Leadership in dynamic times requires different skills than required in the past. One critical area of leadership focus is cooperation and collaboration.
For many leaders, competition has been the primary driver. The best leaders win, and they win regularly. That means they beat others.
Collaboration, however, hasn’t been rewarded in the same light. Instead, we hear phrases like “crushing your competition.” To those leaders, competition probably sounds like something “losers” want, not what leaders do.
I’d like to make the case that as the world becomes more complex, the best leaders will balance winning with collaboration.
Innately collaborative leaders welcome collaboration in a quest for novel solutions that serve the highest outcome for all involved. One of the hallmarks of effective collaboration is it happens with leaders at all levels across for-profit, nonprofit, government and civic organizations.
I’d like to use Columbus, Ohio, as a case study to illustrate how leaders across sectors can work together to accomplish city and regional goals. Based on my personal experience with local leaders, it is the combination of the following structures, cultures and behaviors that creates long-term outcomes.
1. Seek input from multiple perspectives, and value diverse points of view.
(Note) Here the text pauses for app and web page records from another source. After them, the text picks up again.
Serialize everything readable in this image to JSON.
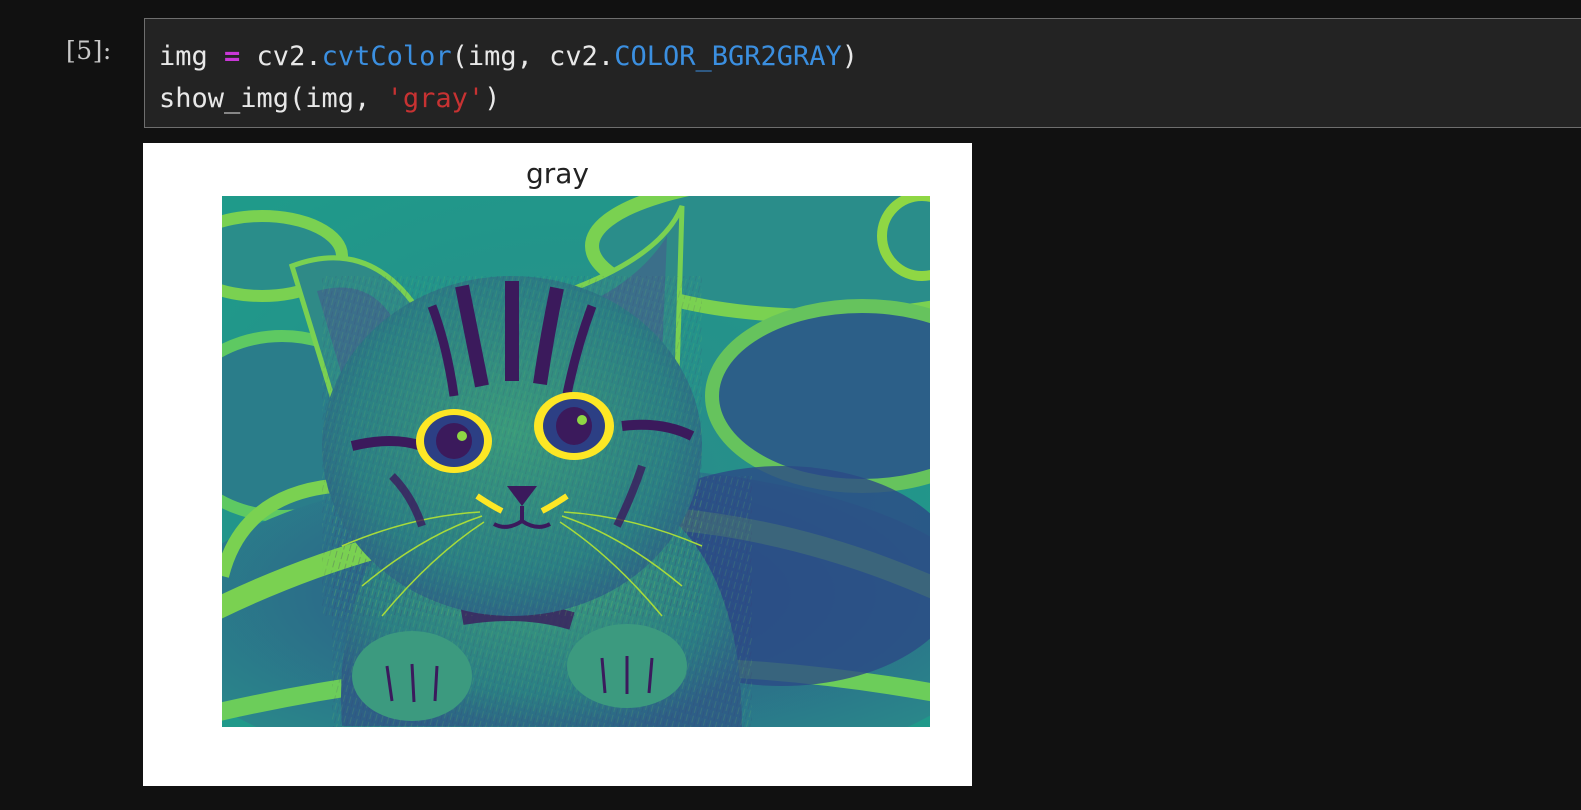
{
  "cell": {
    "prompt": "[5]:",
    "code_line1": {
      "t1": "img ",
      "t2": "=",
      "t3": " cv2.",
      "t4": "cvtColor",
      "t5": "(img, cv2.",
      "t6": "COLOR_BGR2GRAY",
      "t7": ")"
    },
    "code_line2": {
      "t1": "show_img(img, ",
      "t2": "'gray'",
      "t3": ")"
    }
  },
  "output": {
    "plot_title": "gray",
    "image_subject": "kitten in flower pot, viridis colormap"
  },
  "colors": {
    "background": "#111111",
    "editor_bg": "#232323",
    "keyword_operator": "#c837d6",
    "function_name": "#3b8fe0",
    "string": "#c73232",
    "viridis_dark": "#3b1a5c",
    "viridis_mid": "#21918c",
    "viridis_light": "#7ad151",
    "viridis_bright": "#fde725"
  }
}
Leaders must be willing to consider perspectives other than their own, and they must have a process to synthesize these perspectives to create a more robust and inclusive solution. A leader should be able to build on different viewpoints and create an environment that promotes trust and reciprocity. All involved must feel heard and respected, even when their approach is not the ultimate choice.